The lines to copy from the listing below are those that contain the string "Включать".
►
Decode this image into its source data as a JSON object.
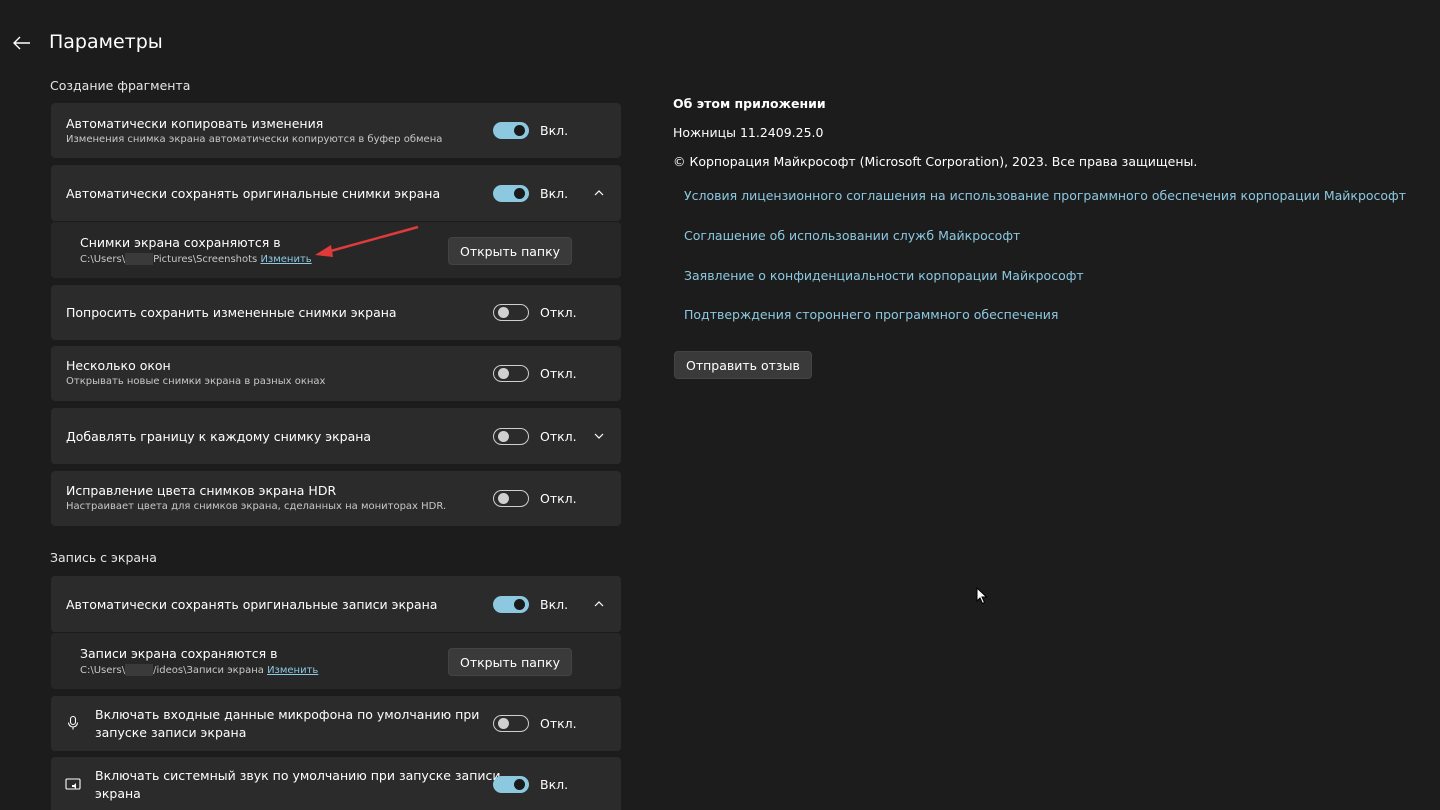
{
  "header": {
    "title": "Параметры"
  },
  "snip_section": {
    "title": "Создание фрагмента",
    "auto_copy": {
      "title": "Автоматически копировать изменения",
      "desc": "Изменения снимка экрана автоматически копируются в буфер обмена",
      "state": "Вкл."
    },
    "auto_save": {
      "title": "Автоматически сохранять оригинальные снимки экрана",
      "state": "Вкл."
    },
    "save_location": {
      "title": "Снимки экрана сохраняются в",
      "path_prefix": "C:\\Users\\",
      "path_suffix": "Pictures\\Screenshots",
      "change_link": "Изменить",
      "open_button": "Открыть папку"
    },
    "ask_save": {
      "title": "Попросить сохранить измененные снимки экрана",
      "state": "Откл."
    },
    "multi_window": {
      "title": "Несколько окон",
      "desc": "Открывать новые снимки экрана в разных окнах",
      "state": "Откл."
    },
    "add_border": {
      "title": "Добавлять границу к каждому снимку экрана",
      "state": "Откл."
    },
    "hdr": {
      "title": "Исправление цвета снимков экрана HDR",
      "desc": "Настраивает цвета для снимков экрана, сделанных на мониторах HDR.",
      "state": "Откл."
    }
  },
  "record_section": {
    "title": "Запись с экрана",
    "auto_save": {
      "title": "Автоматически сохранять оригинальные записи экрана",
      "state": "Вкл."
    },
    "save_location": {
      "title": "Записи экрана сохраняются в",
      "path_prefix": "C:\\Users\\",
      "path_suffix": "/ideos\\Записи экрана",
      "change_link": "Изменить",
      "open_button": "Открыть папку"
    },
    "mic": {
      "title_line1": "Включать входные данные микрофона по умолчанию при",
      "title_line2": "запуске записи экрана",
      "state": "Откл."
    },
    "system_audio": {
      "title_line1": "Включать системный звук по умолчанию при запуске записи",
      "title_line2": "экрана",
      "state": "Вкл."
    }
  },
  "about": {
    "heading": "Об этом приложении",
    "version": "Ножницы 11.2409.25.0",
    "copyright": "© Корпорация Майкрософт (Microsoft Corporation), 2023. Все права защищены.",
    "links": [
      "Условия лицензионного соглашения на использование программного обеспечения корпорации Майкрософт",
      "Соглашение об использовании служб Майкрософт",
      "Заявление о конфиденциальности корпорации Майкрософт",
      "Подтверждения стороннего программного обеспечения"
    ],
    "feedback_button": "Отправить отзыв"
  },
  "colors": {
    "accent": "#8cc9e0",
    "background": "#1c1c1c",
    "card": "#2b2b2b",
    "annotation_arrow": "#e03a3a"
  }
}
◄
_TASK SOLUTION_
      "title_line1": "Включать входные данные микрофона по умолчанию при",
      "title_line1": "Включать системный звук по умолчанию при запуске записи",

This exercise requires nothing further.